Abacavir(Safe)
Nelfinavir(Unsafe)
Cefepime(Safe)
Moxifloxacin(Low Risk)
Quinine(Safe)
Naftifine(Safe)
Capreomycin(Low Risk)
Cefprozil(Safe)
Aztreonam(Safe)
Ertapenem(Safe)
Indinavir(Unsafe)
Malathion(Low Risk)
Zidovudine(Low Risk)
Cefdinir(Safe)
Cefoxitin(Safe)
Cefazolin(Safe)
Gatifloxacin(Low Risk)
Methenamine(Unsafe)
Ofloxacin(Safe)
Cefotetan(Safe)
Enoxacin(Low Risk)
Cefaclor(Safe)
Erythromycin(Low Risk)
Doxycycline(Low Risk)
Lomefloxacin(Low Risk)
Neomycin(Safe)
Clindamycin(Low Risk)
Amikacin(Safe)
Levofloxacin(Low Risk)
Nalidixic Acid(Low Risk)
Demeclocycline(Low Risk)
Cefixime(Safe)
Nafcillin(Safe)
Kanamycin(Safe)
Cefepime(Safe)
Moxifloxacin(Low Risk)
Capreomycin(Low Risk)
Cefprozil(Safe)
Aztreonam(Safe)
Mupirocin(Safe)
Ertapenem(Safe)
Cefdinir(Safe)
Iodine(Unsafe)
Methicillin(Low Risk)
Primaquine(Low Risk)
Atovaquone(Low Risk)
Quinine(Safe)
Disclaimer: Information presented in this database is not meant as a substitute for professional judgment. You should consult your healthcare provider for breastfeeding advice related to your particular situation.
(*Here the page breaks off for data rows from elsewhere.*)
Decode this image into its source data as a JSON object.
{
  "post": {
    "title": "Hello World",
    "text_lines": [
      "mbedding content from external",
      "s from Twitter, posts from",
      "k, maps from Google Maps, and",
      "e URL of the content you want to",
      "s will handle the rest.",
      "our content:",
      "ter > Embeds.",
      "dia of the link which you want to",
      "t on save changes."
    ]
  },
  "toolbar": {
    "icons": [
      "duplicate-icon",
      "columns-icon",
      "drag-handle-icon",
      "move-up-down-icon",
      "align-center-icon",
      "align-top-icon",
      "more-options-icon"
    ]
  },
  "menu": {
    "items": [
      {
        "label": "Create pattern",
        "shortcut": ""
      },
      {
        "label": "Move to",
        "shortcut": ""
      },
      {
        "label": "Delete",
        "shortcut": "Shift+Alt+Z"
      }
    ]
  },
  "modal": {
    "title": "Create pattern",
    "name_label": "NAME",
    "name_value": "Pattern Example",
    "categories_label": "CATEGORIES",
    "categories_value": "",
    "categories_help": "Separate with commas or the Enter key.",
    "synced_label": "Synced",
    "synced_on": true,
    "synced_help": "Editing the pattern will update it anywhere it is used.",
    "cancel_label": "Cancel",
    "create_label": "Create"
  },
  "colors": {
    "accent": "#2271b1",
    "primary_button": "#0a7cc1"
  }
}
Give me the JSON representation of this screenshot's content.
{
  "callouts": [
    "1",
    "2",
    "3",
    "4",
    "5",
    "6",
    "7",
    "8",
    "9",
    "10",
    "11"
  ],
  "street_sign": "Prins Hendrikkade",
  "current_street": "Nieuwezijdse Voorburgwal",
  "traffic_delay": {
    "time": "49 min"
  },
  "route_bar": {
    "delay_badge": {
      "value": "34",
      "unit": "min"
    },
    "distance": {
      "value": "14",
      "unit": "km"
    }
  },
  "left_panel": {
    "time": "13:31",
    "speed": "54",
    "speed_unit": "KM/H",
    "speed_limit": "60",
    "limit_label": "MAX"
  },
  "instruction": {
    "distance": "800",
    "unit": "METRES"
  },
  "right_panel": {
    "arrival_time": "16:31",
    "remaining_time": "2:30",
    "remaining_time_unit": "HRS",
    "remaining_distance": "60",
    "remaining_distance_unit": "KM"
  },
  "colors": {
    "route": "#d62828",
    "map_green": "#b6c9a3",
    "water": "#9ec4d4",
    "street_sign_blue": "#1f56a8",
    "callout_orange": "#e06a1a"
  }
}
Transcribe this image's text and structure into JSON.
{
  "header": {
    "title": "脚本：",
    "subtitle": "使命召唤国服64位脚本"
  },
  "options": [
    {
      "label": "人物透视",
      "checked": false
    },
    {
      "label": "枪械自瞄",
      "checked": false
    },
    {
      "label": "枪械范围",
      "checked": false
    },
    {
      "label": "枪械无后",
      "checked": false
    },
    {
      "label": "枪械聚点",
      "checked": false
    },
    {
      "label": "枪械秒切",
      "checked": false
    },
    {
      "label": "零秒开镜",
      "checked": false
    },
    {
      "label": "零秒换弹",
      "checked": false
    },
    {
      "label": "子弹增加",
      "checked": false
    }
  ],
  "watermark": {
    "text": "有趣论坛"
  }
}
We do not warrant or assume any liability or responsibility for the accuracy or completeness of the information on this Site.